- Page 1 Moto G5 (2017)
- Page 2 Software and Performance
- Page 3 Camera
- Page 4 Battery Life and Verdict
- Page 5 Moto G4 review
Moto G5 – Camera
The Moto G5 has a 13-megapixel camera on the back, with a single LED flash. Like the phone’s CPU, there’s not really much progress here compared with last year’s Moto G4 but the results are still perfectly good considering the price.
Almost all the positives and criticisms levelled at the Moto G4 remain. Let’s recap.
This is a generally nice-to-use camera. The Moto camera app is one of the most distinctively customised parts of the phone, and these days it works very well.
It’s a fairly simple app that wants you to focus on picking a subject, fiddling with the exposure if needed, but then leave the rest to the phone. Right by the aim reticle there’s a little exposure control. It’s very handy if you’re shooting in conditions with a lot of light variance.
For example, shoot during a gig and the Moto’s exposure brain will tend to overexpose as everything but the stage will seem near-black (all phones do this). Flick down the exposure dial and you’ll get much better results, and the Moto G take on this works well.
In good lighting you can take great photos, and when taking non-HDR shots the Moto G5 camera feels fast.
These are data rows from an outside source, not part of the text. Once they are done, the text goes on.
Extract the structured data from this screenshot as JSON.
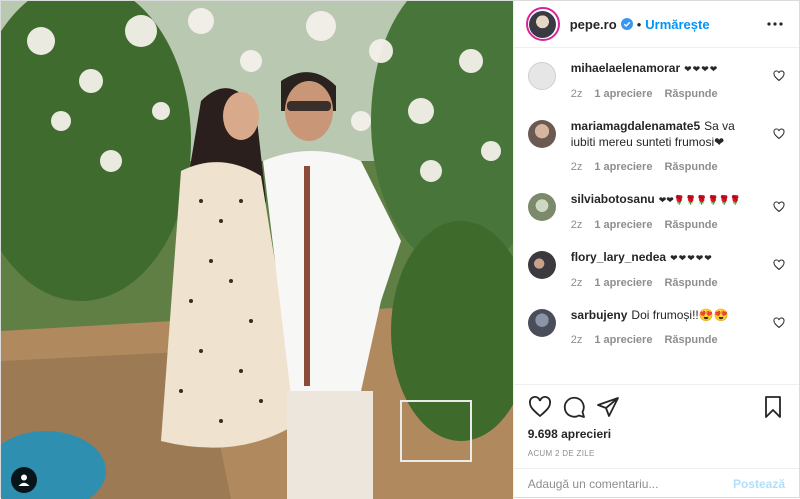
{
  "header": {
    "username": "pepe.ro",
    "separator": "•",
    "follow_label": "Urmărește",
    "more_icon": "more-horizontal-icon"
  },
  "comments": [
    {
      "username": "mihaelaelenamorar",
      "text": "❤❤❤❤",
      "age": "2z",
      "likes": "1 apreciere",
      "reply": "Răspunde",
      "avatar_color": "#e6e6e6"
    },
    {
      "username": "mariamagdalenamate5",
      "text": "Sa va iubiti mereu sunteti frumosi❤",
      "age": "2z",
      "likes": "1 apreciere",
      "reply": "Răspunde",
      "avatar_color": "#6b5a52"
    },
    {
      "username": "silviabotosanu",
      "text": "❤❤🌹🌹🌹🌹🌹🌹",
      "age": "2z",
      "likes": "1 apreciere",
      "reply": "Răspunde",
      "avatar_color": "#7a8a6a"
    },
    {
      "username": "flory_lary_nedea",
      "text": "❤❤❤❤❤",
      "age": "2z",
      "likes": "1 apreciere",
      "reply": "Răspunde",
      "avatar_color": "#3d3a3f"
    },
    {
      "username": "sarbujeny",
      "text": "Doi frumoși!!😍😍",
      "age": "2z",
      "likes": "1 apreciere",
      "reply": "Răspunde",
      "avatar_color": "#4a4e5a"
    }
  ],
  "stats": {
    "likes": "9.698 aprecieri",
    "posted_ago": "ACUM 2 DE ZILE"
  },
  "add_comment": {
    "placeholder": "Adaugă un comentariu...",
    "post_label": "Postează"
  },
  "colors": {
    "follow": "#0095f6",
    "post_disabled": "#b2dffc",
    "meta": "#8e8e8e"
  }
}
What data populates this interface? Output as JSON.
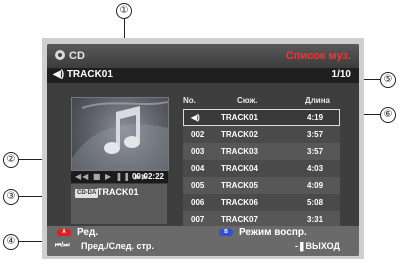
{
  "callouts": [
    "①",
    "②",
    "③",
    "④",
    "⑤",
    "⑥"
  ],
  "header": {
    "app_title": "CD",
    "mode_label": "Список муз."
  },
  "trackbar": {
    "current_track": "TRACK01",
    "page": "1/10"
  },
  "player": {
    "controls": "◀◀ ■ ▶ ❚❚ ▶▶",
    "elapsed": "00:02:22"
  },
  "info": {
    "badge": "CD-DA",
    "track": "TRACK01"
  },
  "list": {
    "headers": {
      "no": "No.",
      "title": "Сюж.",
      "length": "Длина"
    },
    "selected_index": 0,
    "rows": [
      {
        "no": "◀)",
        "title": "TRACK01",
        "length": "4:19"
      },
      {
        "no": "002",
        "title": "TRACK02",
        "length": "3:57"
      },
      {
        "no": "003",
        "title": "TRACK03",
        "length": "3:57"
      },
      {
        "no": "004",
        "title": "TRACK04",
        "length": "4:03"
      },
      {
        "no": "005",
        "title": "TRACK05",
        "length": "4:09"
      },
      {
        "no": "006",
        "title": "TRACK06",
        "length": "5:08"
      },
      {
        "no": "007",
        "title": "TRACK07",
        "length": "3:31"
      }
    ]
  },
  "footer": {
    "key_a": "A",
    "key_a_label": "Ред.",
    "key_b": "B",
    "key_b_label": "Режим воспр.",
    "skip_icon": "⏮/⏭",
    "page_label": "Пред./След. стр.",
    "exit_label": "ВЫХОД"
  },
  "colors": {
    "mode_label": "#ff2e2e",
    "key_a": "#e02020",
    "key_b": "#3050d0"
  }
}
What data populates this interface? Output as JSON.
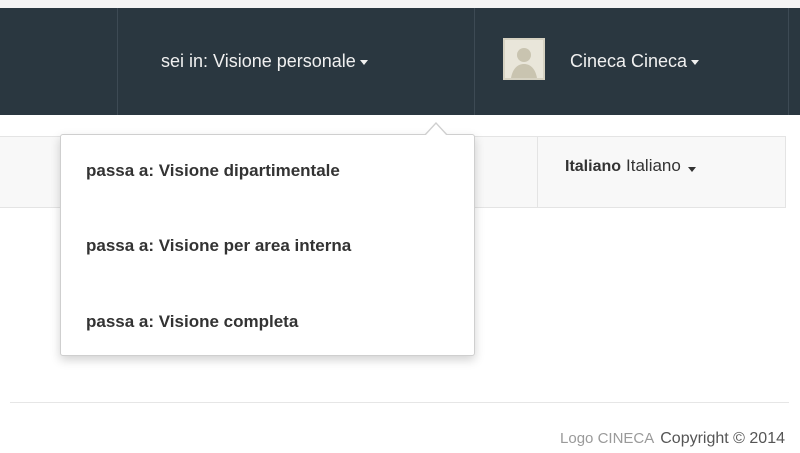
{
  "navbar": {
    "view_label": "sei in: Visione personale",
    "user_name": "Cineca Cineca",
    "background_color": "#2a3740"
  },
  "view_menu": {
    "items": [
      {
        "label": "passa a: Visione dipartimentale"
      },
      {
        "label": "passa a: Visione per area interna"
      },
      {
        "label": "passa a: Visione completa"
      }
    ]
  },
  "language": {
    "current": "Italiano",
    "selector_label": "Italiano"
  },
  "footer": {
    "logo_alt": "Logo CINECA",
    "copyright": "Copyright © 2014"
  }
}
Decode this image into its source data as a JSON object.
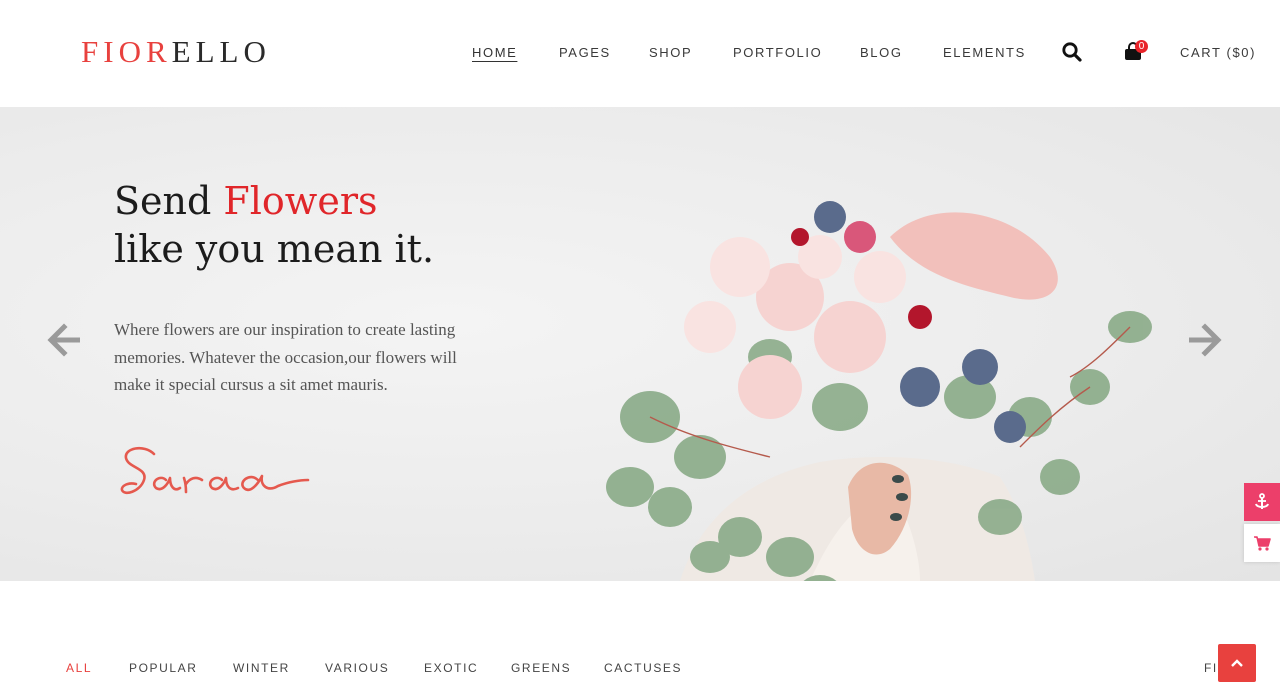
{
  "header": {
    "logo_accent": "FIOR",
    "logo_rest": "ELLO",
    "nav": [
      {
        "label": "HOME"
      },
      {
        "label": "PAGES"
      },
      {
        "label": "SHOP"
      },
      {
        "label": "PORTFOLIO"
      },
      {
        "label": "BLOG"
      },
      {
        "label": "ELEMENTS"
      }
    ],
    "search_icon": "search-icon",
    "cart_icon": "shopping-bag-icon",
    "cart_count": "0",
    "cart_label": "CART ($0)"
  },
  "hero": {
    "title_line1_a": "Send ",
    "title_line1_b": "Flowers",
    "title_line2": "like you mean it.",
    "text": "Where flowers are our inspiration to create lasting memories. Whatever the occasion,our flowers will make it special cursus a sit amet mauris.",
    "signature": "Sara",
    "prev_icon": "arrow-left-icon",
    "next_icon": "arrow-right-icon"
  },
  "side_widgets": {
    "anchor_icon": "anchor-icon",
    "cart_icon": "cart-icon"
  },
  "filters": {
    "items": [
      {
        "label": "ALL"
      },
      {
        "label": "POPULAR"
      },
      {
        "label": "WINTER"
      },
      {
        "label": "VARIOUS"
      },
      {
        "label": "EXOTIC"
      },
      {
        "label": "GREENS"
      },
      {
        "label": "CACTUSES"
      }
    ],
    "right_partial": "FI"
  },
  "colors": {
    "accent": "#e8413e",
    "title_red": "#e0262a",
    "side_pink": "#ec3f6a"
  }
}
I noticed no white balance blunders and detail is reasonably good.
This isn’t a phone camera I’d use to take holiday photos to print out on canvas for the wall (which I’m assured some people do). But when I experience a lot of my photos a year down the line when Google or Facebook reminds me I took them, these photos are at least good enough for that kind of photographic memory jog.
This phone also has a powerful HDR mode that lets you shoot in very tricky variable lighting conditions without ending up with an image that’s 50 per cent near-black.
There’s a lot of progress that hasn’t been made here, though, and it’s really a wider indication of the next steps I want to see from budget phones in general. This phone’s camera isn’t miles better than the Moto G3’s, really.
First, HDR shooting is significantly lower than normal shooting. Use the Auto HDR mode and it kicks-in reliably when needed, but the shift in shooting lag is jarring.
I’d also like to see smarter gradual use of HDR, using it to the extent needed. High-end phones have done this for a while, but the Moto G5’s seems to be less intelligent.
Low-light photo quality is also uninspiring. Colour fidelity goes out of the window with indoors lighting and detail drops a lot in indoors and night shots. This is no surprise. With no optical image stabilisation and an entry-level sensor, there’s no way the Moto G5 could dramatically improve performance. Here are some samples to give you an idea of real-life image quality:
A high-end phone camera would do a better job of rendering these branches, but it’s otherwise a solid shot
Here’s another look at the fine detail possible. Not bad for a £150-odd phone
Without HDR this building would be almost black as the sun was peeking right behind its walls
Night image quality isn’t terrible but the shots end up quite dark The cut-out shows the kind of detail you can get after some post-processing. Not ugly, but soft
Here’s another HDR shot in action. Very strong light source to the right, but the blossoms in shadow are still very clear. Not bad.
There are some minor signs of the middling sensor quality even with daylight photos, with a slightly less clean, granular texture. You do need to get right down to pixel level to see this, though, so don’t worry about it too much.
I’d also like to see future versions of the Moto G use a wider lens aperture. The G5 has an f/2 lens. While I don’t think this alone would fix the low-light photo issues, it would let you take more dramatic close-ups.
The wider the lens aperture the blurrier a photo’s background will appear, using the same-size sensor. You can create slight blurry background effects here, but only slight ones.
The Moto G5 isn’t that great at isolating close-up subjects like this flower
Just a few years ago, the Moto G5’s camera performance would have bowled us over in a budget phone. And it did, in the Moto G3. However, entry-level camera quality appears to have plateau’d. It’s a phone camera I’d be happy to use day-to-day, but those expecting real progress will be disappointed.
This is largely true of the front camera too. The Moto G5 has a 5-megapixel selfie camera, and it can’t render beard hairs convincingly in a reasonably well-lit room like the best £150-250 phones. It’s a bog-standard camera.